TASK STATEMENT — Give back the whole listing below exactly.
──────
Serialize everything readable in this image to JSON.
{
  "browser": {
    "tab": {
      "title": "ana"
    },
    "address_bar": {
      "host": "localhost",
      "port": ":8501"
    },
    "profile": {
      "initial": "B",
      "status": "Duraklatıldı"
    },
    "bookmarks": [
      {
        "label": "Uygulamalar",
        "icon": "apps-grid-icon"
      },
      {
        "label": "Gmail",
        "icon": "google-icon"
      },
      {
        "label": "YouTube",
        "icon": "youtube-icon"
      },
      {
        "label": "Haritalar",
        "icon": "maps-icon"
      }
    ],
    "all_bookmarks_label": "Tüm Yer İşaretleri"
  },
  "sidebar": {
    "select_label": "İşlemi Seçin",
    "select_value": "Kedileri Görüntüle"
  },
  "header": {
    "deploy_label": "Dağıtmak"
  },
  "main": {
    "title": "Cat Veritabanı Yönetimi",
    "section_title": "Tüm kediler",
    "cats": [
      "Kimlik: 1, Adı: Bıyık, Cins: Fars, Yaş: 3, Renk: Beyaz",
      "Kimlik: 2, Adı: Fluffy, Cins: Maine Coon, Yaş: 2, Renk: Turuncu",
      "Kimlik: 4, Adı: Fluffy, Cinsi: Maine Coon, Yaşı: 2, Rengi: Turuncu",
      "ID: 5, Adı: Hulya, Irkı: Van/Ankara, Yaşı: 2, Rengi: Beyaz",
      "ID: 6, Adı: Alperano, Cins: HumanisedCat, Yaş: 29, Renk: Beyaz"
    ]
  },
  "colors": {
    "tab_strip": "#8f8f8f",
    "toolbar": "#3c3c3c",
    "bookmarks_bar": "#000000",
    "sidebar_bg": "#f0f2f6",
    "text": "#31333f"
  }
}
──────
COMPLETED EXERCISE —
Serialize everything readable in this image to JSON.
{
  "browser": {
    "tab": {
      "title": "ana"
    },
    "address_bar": {
      "host": "localhost",
      "port": ":8501"
    },
    "profile": {
      "initial": "B",
      "status": "Duraklatıldı"
    },
    "bookmarks": [
      {
        "label": "Uygulamalar",
        "icon": "apps-grid-icon"
      },
      {
        "label": "Gmail",
        "icon": "google-icon"
      },
      {
        "label": "YouTube",
        "icon": "youtube-icon"
      },
      {
        "label": "Haritalar",
        "icon": "maps-icon"
      }
    ],
    "all_bookmarks_label": "Tüm Yer İşaretleri"
  },
  "sidebar": {
    "select_label": "İşlemi Seçin",
    "select_value": "Kedileri Görüntüle"
  },
  "header": {
    "deploy_label": "Dağıtmak"
  },
  "main": {
    "title": "Cat Veritabanı Yönetimi",
    "section_title": "Tüm kediler",
    "cats": [
      "Kimlik: 1, Adı: Bıyık, Cins: Fars, Yaş: 3, Renk: Beyaz",
      "Kimlik: 2, Adı: Fluffy, Cins: Maine Coon, Yaş: 2, Renk: Turuncu",
      "Kimlik: 4, Adı: Fluffy, Cinsi: Maine Coon, Yaşı: 2, Rengi: Turuncu",
      "ID: 5, Adı: Hulya, Irkı: Van/Ankara, Yaşı: 2, Rengi: Beyaz",
      "ID: 6, Adı: Alperano, Cins: HumanisedCat, Yaş: 29, Renk: Beyaz"
    ]
  },
  "colors": {
    "tab_strip": "#8f8f8f",
    "toolbar": "#3c3c3c",
    "bookmarks_bar": "#000000",
    "sidebar_bg": "#f0f2f6",
    "text": "#31333f"
  }
}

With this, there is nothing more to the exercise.